Ukraine is considering using its newly-tested wartime Black Sea export corridor for grain shipments after other cargo ships follow the first successful evacuation of a vessel on the route last week, a senior agricultural official said on Monday.
Russia has blockaded Ukrainian ports since it invaded its neighbor in Feb. 2022 and threatened to treat all vessels as potential military targets after pulling out of a U.N.-backed safe passage deal last month.
In response, Ukraine announced a “humanitarian corridor” hugging the sea’s western coastline near Romania and Bulgaria.

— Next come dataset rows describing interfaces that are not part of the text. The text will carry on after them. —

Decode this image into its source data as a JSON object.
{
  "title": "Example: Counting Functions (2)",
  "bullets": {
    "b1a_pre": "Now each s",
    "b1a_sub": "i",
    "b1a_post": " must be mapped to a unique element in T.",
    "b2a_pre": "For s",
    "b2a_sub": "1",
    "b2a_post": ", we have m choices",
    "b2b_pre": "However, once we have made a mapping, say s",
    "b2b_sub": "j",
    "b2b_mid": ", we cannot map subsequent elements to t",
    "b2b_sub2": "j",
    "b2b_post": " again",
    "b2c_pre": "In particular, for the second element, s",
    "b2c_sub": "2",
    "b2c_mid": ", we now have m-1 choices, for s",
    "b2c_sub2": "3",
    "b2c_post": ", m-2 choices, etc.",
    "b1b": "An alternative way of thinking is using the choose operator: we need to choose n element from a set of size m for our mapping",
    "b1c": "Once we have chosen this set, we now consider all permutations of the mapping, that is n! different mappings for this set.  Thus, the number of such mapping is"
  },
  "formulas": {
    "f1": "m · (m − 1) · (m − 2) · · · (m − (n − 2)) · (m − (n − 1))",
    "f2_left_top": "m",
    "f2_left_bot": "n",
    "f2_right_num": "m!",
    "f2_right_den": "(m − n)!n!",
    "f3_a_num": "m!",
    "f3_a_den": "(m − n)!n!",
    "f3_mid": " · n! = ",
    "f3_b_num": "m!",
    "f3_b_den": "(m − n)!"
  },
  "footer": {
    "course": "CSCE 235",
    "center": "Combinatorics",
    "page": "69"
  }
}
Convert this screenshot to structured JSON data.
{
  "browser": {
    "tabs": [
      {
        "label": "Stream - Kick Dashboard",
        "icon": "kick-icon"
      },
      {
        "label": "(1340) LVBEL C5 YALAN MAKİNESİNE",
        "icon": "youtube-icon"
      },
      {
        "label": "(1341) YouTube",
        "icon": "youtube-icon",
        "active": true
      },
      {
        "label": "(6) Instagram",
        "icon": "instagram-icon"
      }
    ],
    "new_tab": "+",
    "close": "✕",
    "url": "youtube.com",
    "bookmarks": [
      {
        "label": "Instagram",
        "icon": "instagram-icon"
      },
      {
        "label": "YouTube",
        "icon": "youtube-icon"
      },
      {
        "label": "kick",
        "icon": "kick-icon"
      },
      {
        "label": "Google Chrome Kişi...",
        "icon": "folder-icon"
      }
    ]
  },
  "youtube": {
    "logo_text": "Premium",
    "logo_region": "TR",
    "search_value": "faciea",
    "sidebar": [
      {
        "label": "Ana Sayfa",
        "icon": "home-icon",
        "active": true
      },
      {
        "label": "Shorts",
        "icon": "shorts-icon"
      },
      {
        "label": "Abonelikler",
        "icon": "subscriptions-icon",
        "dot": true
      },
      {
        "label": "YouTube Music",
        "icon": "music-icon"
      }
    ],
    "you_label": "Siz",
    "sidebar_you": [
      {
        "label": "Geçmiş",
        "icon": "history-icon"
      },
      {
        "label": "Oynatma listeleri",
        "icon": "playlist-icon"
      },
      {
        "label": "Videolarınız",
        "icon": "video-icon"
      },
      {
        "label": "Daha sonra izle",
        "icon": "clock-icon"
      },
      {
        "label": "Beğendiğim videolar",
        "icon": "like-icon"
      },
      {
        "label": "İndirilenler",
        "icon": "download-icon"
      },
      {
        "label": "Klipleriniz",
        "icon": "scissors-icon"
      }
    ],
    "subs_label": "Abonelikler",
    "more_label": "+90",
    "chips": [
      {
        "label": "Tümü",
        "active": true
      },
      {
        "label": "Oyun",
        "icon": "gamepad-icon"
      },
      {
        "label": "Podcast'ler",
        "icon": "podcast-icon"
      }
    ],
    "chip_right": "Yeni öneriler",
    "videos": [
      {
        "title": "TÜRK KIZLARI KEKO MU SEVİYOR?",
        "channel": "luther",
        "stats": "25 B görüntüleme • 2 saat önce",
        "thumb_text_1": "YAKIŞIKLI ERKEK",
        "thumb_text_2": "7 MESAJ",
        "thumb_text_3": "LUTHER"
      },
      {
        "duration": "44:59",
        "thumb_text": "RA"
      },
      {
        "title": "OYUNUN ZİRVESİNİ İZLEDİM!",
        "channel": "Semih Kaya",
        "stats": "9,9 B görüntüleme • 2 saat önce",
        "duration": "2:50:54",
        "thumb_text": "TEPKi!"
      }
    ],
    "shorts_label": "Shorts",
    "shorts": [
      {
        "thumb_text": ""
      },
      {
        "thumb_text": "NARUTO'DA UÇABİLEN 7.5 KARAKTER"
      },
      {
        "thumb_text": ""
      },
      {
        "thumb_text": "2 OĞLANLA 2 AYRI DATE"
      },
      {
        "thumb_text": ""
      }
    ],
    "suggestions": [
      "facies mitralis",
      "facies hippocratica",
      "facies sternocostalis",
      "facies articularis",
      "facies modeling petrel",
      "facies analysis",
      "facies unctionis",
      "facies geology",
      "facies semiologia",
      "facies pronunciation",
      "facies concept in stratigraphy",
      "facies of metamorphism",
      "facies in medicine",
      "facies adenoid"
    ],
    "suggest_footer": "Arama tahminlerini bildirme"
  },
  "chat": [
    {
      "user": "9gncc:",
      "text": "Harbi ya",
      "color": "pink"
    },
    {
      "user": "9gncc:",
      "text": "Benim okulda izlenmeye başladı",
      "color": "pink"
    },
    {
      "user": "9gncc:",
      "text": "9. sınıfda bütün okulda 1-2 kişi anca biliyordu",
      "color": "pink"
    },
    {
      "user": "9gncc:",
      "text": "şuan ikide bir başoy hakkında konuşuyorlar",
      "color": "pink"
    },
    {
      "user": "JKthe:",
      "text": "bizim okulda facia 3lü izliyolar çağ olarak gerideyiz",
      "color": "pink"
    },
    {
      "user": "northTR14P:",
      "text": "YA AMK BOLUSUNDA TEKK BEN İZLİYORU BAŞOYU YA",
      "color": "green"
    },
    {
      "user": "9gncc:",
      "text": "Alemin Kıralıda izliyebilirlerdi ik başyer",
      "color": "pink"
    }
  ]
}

A Hong Kong-flagged container ship stuck in Odesa port since the invasion travelled the route last week without being fired upon.
“Only one commercial vessel has passed through so far, it has shown readiness to move by alternative routes,” Denys Marchuk, deputy head of the Agrarian Council, Ukraine’s largest agribusiness organization, told national television.
“Further, there should be a movement of potentially 7-8 more ships… then perhaps in the future these alternative routes will become a corridor for the movement of ships that are travelling with cargoes of grain and oilseeds,” he said.
The Financial Times said Kyiv was finalizing a scheme with global insurers to cover grain ships travelling to and from its Black Sea ports, citing Ukraine’s Deputy Economy Minister Oleksandr Gryban.
Ukraine is a global major grain grower and exporter and normally ships millions of metric tons of food from its deep-water Black Sea ports of Odesa and Mykolaiv, but has had to rely on its Danube river ports after Russia pulled out of the deal.
To attract ship owners to Ukrainian ports which have come under fire from Russian forces, Marchuk said Ukraine had already allocated 20 billion hryvnias ($547 million) for ship insurance.